Keep every line of the data below that has the string "using" and present those lines.
··········
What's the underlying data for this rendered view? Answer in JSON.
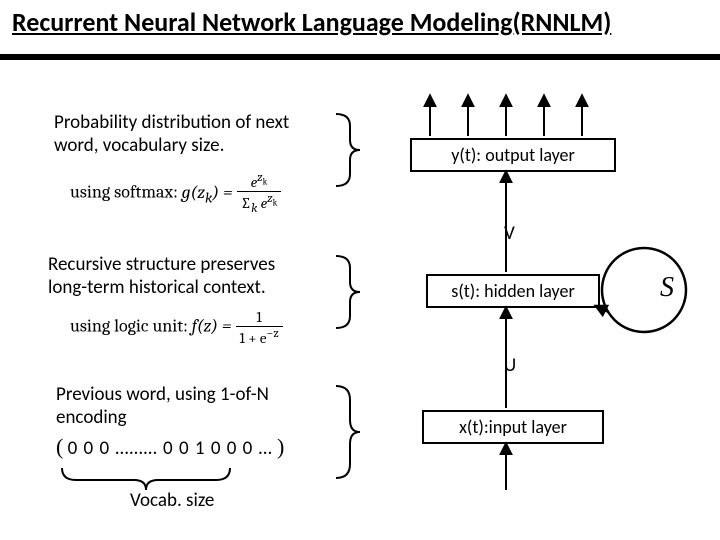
{
  "title": "Recurrent Neural Network Language Modeling(RNNLM)",
  "notes": {
    "output_note": "Probability distribution of next word, vocabulary size.",
    "softmax_prefix": "using softmax:",
    "softmax_lhs": "g(z",
    "softmax_sub": "k",
    "softmax_rhs_eq": ") =",
    "softmax_num": "e",
    "softmax_num_sup": "z",
    "softmax_num_sup2": "k",
    "softmax_den_pre": "∑",
    "softmax_den_sub": "k",
    "softmax_den_e": "e",
    "softmax_den_sup": "z",
    "softmax_den_sup2": "k",
    "hidden_note": "Recursive structure preserves long-term historical context.",
    "logic_prefix": "using logic unit:",
    "logic_lhs": "f(z) =",
    "logic_num": "1",
    "logic_den_pre": "1 + e",
    "logic_den_sup": "−z",
    "input_note_l1": "Previous word, using 1-of-N encoding",
    "input_note_l2": "0 0 0 ……… 0 0 1 0 0 0 …",
    "vocab_label": "Vocab. size"
  },
  "layers": {
    "output": "y(t): output layer",
    "hidden": "s(t): hidden layer",
    "input": "x(t):input layer"
  },
  "matrices": {
    "V": "V",
    "U": "U",
    "S": "S"
  }
}
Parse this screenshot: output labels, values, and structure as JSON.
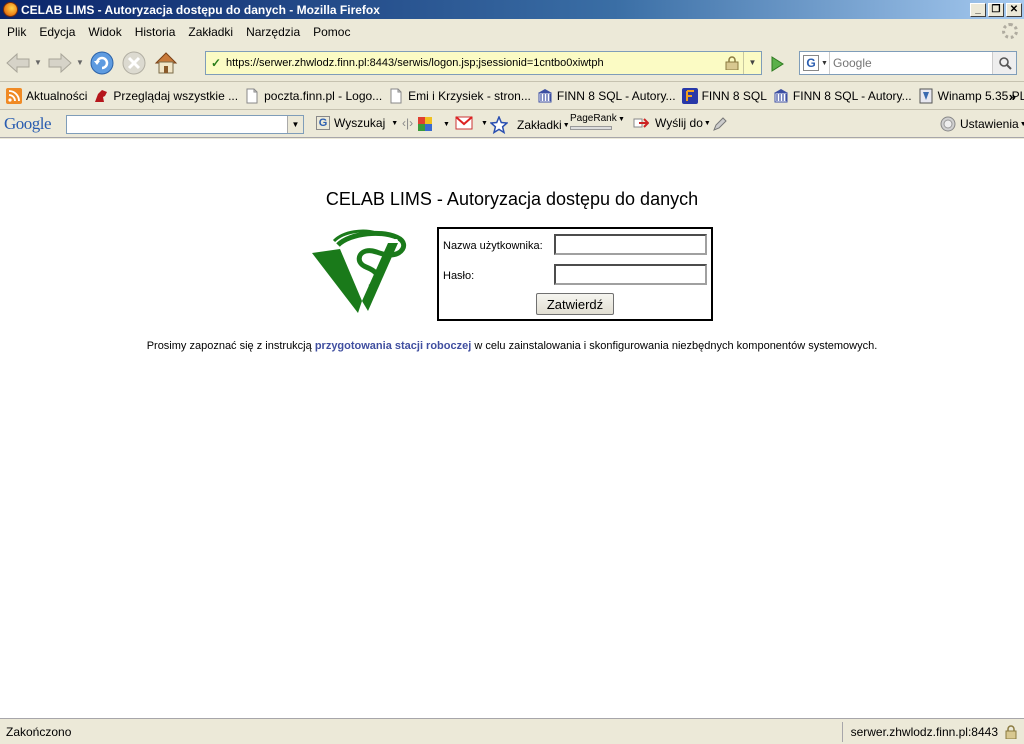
{
  "window": {
    "title": "CELAB LIMS - Autoryzacja dostępu do danych - Mozilla Firefox",
    "min_label": "_",
    "max_label": "❐",
    "close_label": "✕"
  },
  "menu": {
    "items": [
      "Plik",
      "Edycja",
      "Widok",
      "Historia",
      "Zakładki",
      "Narzędzia",
      "Pomoc"
    ]
  },
  "nav": {
    "url": "https://serwer.zhwlodz.finn.pl:8443/serwis/logon.jsp;jsessionid=1cntbo0xiwtph",
    "search_placeholder": "Google",
    "search_engine_letter": "G"
  },
  "bookmarks": {
    "items": [
      {
        "label": "Aktualności",
        "icon": "rss-icon"
      },
      {
        "label": "Przeglądaj wszystkie ...",
        "icon": "stallion-icon"
      },
      {
        "label": "poczta.finn.pl - Logo...",
        "icon": "page-icon"
      },
      {
        "label": "Emi i Krzysiek - stron...",
        "icon": "page-icon"
      },
      {
        "label": "FINN 8 SQL - Autory...",
        "icon": "building-icon"
      },
      {
        "label": "FINN 8 SQL",
        "icon": "finn-icon"
      },
      {
        "label": "FINN 8 SQL - Autory...",
        "icon": "building-icon"
      },
      {
        "label": "Winamp 5.35 PL",
        "icon": "winamp-icon"
      }
    ],
    "more": "»"
  },
  "google_bar": {
    "logo": "Google",
    "search_label": "Wyszukaj",
    "bookmarks_label": "Zakładki",
    "pagerank_label": "PageRank",
    "send_label": "Wyślij do",
    "settings_label": "Ustawienia"
  },
  "page": {
    "title": "CELAB LIMS - Autoryzacja dostępu do danych",
    "username_label": "Nazwa użytkownika:",
    "username_value": "",
    "password_label": "Hasło:",
    "password_value": "",
    "submit_label": "Zatwierdź",
    "info_before": "Prosimy zapoznać się z instrukcją ",
    "info_link": "przygotowania stacji roboczej",
    "info_after": " w celu zainstalowania i skonfigurowania niezbędnych komponentów systemowych."
  },
  "status": {
    "text": "Zakończono",
    "host": "serwer.zhwlodz.finn.pl:8443"
  },
  "colors": {
    "url_bg": "#fbfbc4",
    "link": "#404fa0",
    "logo_green": "#1a7a1a"
  }
}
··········
**Answer to the exercise:**
    "softmax_prefix": "using softmax:",
    "logic_prefix": "using logic unit:",
    "input_note_l1": "Previous word, using 1-of-N encoding",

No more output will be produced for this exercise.